But on one level at least, I’m pleased that there are Macs in the world. When I’m struggling to fix some 5+ year old, crappy PC computer of a friend who invited me over on the pre-text of good coffee and cake to bang my head (both metaphorically and physically) against his corrupted Windows ME installation – it is music to my ears to hear them say “I think we should we buy a Mac – I hear Mac’s don’t have the problems of PC’s?” At this point my internal reaction is “Could you have told me that BEFORE I spent 90 minutes just trying your crappy Pentium Three computer to boot in Safe Mode? You’re gonna buy a Mac? – Piss off, I’m not going to fix your computer NOW.”

At this point, one of two things would happen. Externally, I would either say, ”Yes, I hear that as well – go buy a Mac”; or I would still like them at this point (good coffee/cake) and say “Yes, I hear that as well – go buy a Mac. It will cost you not quite twice as much, you will need to buy and re-learn all your software again unless you are very plain vanilla users who genuinely only want to email and browse.” (how many times have you hear that? Then they go and buy Halo and want to know why it runs slow) ”Your kids won’t be playing games on it and – oh yes – I won’t be around to fix it – I don’t do Macs”.

In spite of good coffee, I’ve learned to keep my mouth shut at these times, and we’re all much happier now – or at least I am, because I only ever hear once more from my friends who buy Macs … “Hi, want to come round for a coffee – we bought a Mac and we’re having trouble with …” … “That would be great, but unfortunately I don’t do Macs … This is a  recording … please leave a message you don’t mind me deleting.”

But I digress.

I played with a Sony e-book reader for a while. Slow and ugly, it does an ok job of handling those properly formatted e-books I mentioned before; and a shocking job of dealing with the crappy PDF non-flowing text books and manuals I’m forced to deal with as an Aviation professional (and an IT amateur). If you have time, patience and some expertise, it would be barely acceptable I suppose. No solution there – besides, buying ANOTHER device JUST to read e-books is insane.

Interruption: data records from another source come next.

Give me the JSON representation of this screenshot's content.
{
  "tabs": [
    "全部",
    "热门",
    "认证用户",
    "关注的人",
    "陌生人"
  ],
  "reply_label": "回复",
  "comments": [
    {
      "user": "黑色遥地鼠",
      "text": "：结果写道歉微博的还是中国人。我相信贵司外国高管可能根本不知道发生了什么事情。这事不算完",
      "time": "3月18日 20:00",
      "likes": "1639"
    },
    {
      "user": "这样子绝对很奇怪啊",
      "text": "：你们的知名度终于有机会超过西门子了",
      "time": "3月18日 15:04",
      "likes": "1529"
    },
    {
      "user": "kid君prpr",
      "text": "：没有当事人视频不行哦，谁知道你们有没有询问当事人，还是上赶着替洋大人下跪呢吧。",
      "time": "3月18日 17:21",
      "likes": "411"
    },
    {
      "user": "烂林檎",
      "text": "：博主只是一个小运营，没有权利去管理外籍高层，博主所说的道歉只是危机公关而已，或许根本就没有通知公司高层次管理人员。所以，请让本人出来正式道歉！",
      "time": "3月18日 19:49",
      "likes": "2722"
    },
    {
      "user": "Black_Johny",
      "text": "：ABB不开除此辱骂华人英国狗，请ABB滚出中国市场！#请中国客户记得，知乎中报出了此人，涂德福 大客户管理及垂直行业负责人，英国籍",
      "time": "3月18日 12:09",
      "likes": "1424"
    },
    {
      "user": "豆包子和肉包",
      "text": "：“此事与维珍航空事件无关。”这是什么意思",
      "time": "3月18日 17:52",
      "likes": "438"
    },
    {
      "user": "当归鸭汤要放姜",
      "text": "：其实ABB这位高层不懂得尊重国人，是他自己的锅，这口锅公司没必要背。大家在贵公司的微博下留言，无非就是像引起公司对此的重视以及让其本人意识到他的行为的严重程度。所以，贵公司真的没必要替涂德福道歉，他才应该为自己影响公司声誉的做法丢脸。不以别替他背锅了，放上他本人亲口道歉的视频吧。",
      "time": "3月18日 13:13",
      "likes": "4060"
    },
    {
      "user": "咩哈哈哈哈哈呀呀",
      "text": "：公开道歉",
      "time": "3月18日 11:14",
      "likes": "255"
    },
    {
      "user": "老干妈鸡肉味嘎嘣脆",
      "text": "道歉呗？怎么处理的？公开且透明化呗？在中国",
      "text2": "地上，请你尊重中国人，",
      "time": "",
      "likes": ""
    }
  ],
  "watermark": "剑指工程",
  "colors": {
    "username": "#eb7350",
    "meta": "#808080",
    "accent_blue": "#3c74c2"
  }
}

Google has released it’s Nexus One (sue, Philip K. Dick, sue), on the back of 12 months of Android phone releases by other providers. I have yet to play with one, and will do so as soon as I can, but what I read gives me some pause. Initial lack of multi-touch is an issue, only 512k of ram for apps another. In some ways, the Nexus One is like the iPhone mark one. Intriguing, but not there yet. I could be an enthusiastic Nexus Three user two years from now.

Apple is soon to release the iPad. While it’s early days, and damned expensive for a device that won’t replace my phone, it does looks very promising with a larger screen that may just revolutionise the e-book reader market, at least until Apple pairs it with e-books in iTunes. Goddamned iTunes. Of course no multi-tasking, iphone operating system, no external USB/Card access, no GPS/Camera/Flash Support … In the very least the iPad will herald a series of PC devices that will bring real functionality to the market.

Because tablets are the future. I’ve been watching Star Trek for years and know this to be true. Two years from now we’ll have tablets up the kazoo, reading the daily newspaper, downloading books from Amazon (and Apple), watching movies on them, controlling your Hifi with it, navigating in your car, listening to music, on top of the usual email, browsing, etc. You’ll even be lowering your expectations a little and gaming on them (although not Halo 5). Hell, perhaps the iPad will have an external keyboard by then. Probably not the iPhone though.

*    *    *

I have a magazine subscription. They say the first step to a cure is admitting your problem. In this case I realise what I have actually now done is to put the rest of the world on notice – guys, you have a year to get off your tails and fix the PDA/Phone/EBook reader market with a device that actually works. You have been warned – don’t make me renew. In the meantime – I’m going to lash out and buy a …